• Task item
Write out the whole listing again, exactly.

• Given entries
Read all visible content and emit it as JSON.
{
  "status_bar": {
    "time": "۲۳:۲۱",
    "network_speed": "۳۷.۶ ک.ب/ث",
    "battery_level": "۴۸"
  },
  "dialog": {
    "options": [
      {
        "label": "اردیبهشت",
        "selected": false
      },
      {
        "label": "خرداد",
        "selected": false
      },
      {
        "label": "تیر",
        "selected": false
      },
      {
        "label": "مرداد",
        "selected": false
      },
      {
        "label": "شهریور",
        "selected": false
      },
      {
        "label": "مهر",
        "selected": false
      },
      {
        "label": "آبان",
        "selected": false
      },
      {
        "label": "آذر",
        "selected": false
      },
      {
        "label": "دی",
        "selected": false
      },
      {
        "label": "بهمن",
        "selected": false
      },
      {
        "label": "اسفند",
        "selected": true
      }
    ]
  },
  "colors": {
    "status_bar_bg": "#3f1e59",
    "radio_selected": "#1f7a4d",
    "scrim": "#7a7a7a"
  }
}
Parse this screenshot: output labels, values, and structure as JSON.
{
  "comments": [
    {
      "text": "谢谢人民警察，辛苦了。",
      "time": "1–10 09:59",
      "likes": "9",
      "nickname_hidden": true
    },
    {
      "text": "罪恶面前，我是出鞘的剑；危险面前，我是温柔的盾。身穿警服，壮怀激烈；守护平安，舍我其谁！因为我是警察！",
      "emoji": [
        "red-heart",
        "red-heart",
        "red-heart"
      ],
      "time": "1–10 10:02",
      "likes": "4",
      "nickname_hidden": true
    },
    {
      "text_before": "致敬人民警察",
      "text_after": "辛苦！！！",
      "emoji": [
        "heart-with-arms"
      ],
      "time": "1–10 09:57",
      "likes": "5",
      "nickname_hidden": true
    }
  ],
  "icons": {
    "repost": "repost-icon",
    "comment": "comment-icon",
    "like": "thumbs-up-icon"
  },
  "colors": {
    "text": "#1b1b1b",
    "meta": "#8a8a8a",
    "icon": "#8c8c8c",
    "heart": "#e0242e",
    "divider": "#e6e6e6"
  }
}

• Solution
Read all visible content and emit it as JSON.
{
  "status_bar": {
    "time": "۲۳:۲۱",
    "network_speed": "۳۷.۶ ک.ب/ث",
    "battery_level": "۴۸"
  },
  "dialog": {
    "options": [
      {
        "label": "اردیبهشت",
        "selected": false
      },
      {
        "label": "خرداد",
        "selected": false
      },
      {
        "label": "تیر",
        "selected": false
      },
      {
        "label": "مرداد",
        "selected": false
      },
      {
        "label": "شهریور",
        "selected": false
      },
      {
        "label": "مهر",
        "selected": false
      },
      {
        "label": "آبان",
        "selected": false
      },
      {
        "label": "آذر",
        "selected": false
      },
      {
        "label": "دی",
        "selected": false
      },
      {
        "label": "بهمن",
        "selected": false
      },
      {
        "label": "اسفند",
        "selected": true
      }
    ]
  },
  "colors": {
    "status_bar_bg": "#3f1e59",
    "radio_selected": "#1f7a4d",
    "scrim": "#7a7a7a"
  }
}
Parse this screenshot: output labels, values, and structure as JSON.
{
  "comments": [
    {
      "text": "谢谢人民警察，辛苦了。",
      "time": "1–10 09:59",
      "likes": "9",
      "nickname_hidden": true
    },
    {
      "text": "罪恶面前，我是出鞘的剑；危险面前，我是温柔的盾。身穿警服，壮怀激烈；守护平安，舍我其谁！因为我是警察！",
      "emoji": [
        "red-heart",
        "red-heart",
        "red-heart"
      ],
      "time": "1–10 10:02",
      "likes": "4",
      "nickname_hidden": true
    },
    {
      "text_before": "致敬人民警察",
      "text_after": "辛苦！！！",
      "emoji": [
        "heart-with-arms"
      ],
      "time": "1–10 09:57",
      "likes": "5",
      "nickname_hidden": true
    }
  ],
  "icons": {
    "repost": "repost-icon",
    "comment": "comment-icon",
    "like": "thumbs-up-icon"
  },
  "colors": {
    "text": "#1b1b1b",
    "meta": "#8a8a8a",
    "icon": "#8c8c8c",
    "heart": "#e0242e",
    "divider": "#e6e6e6"
  }
}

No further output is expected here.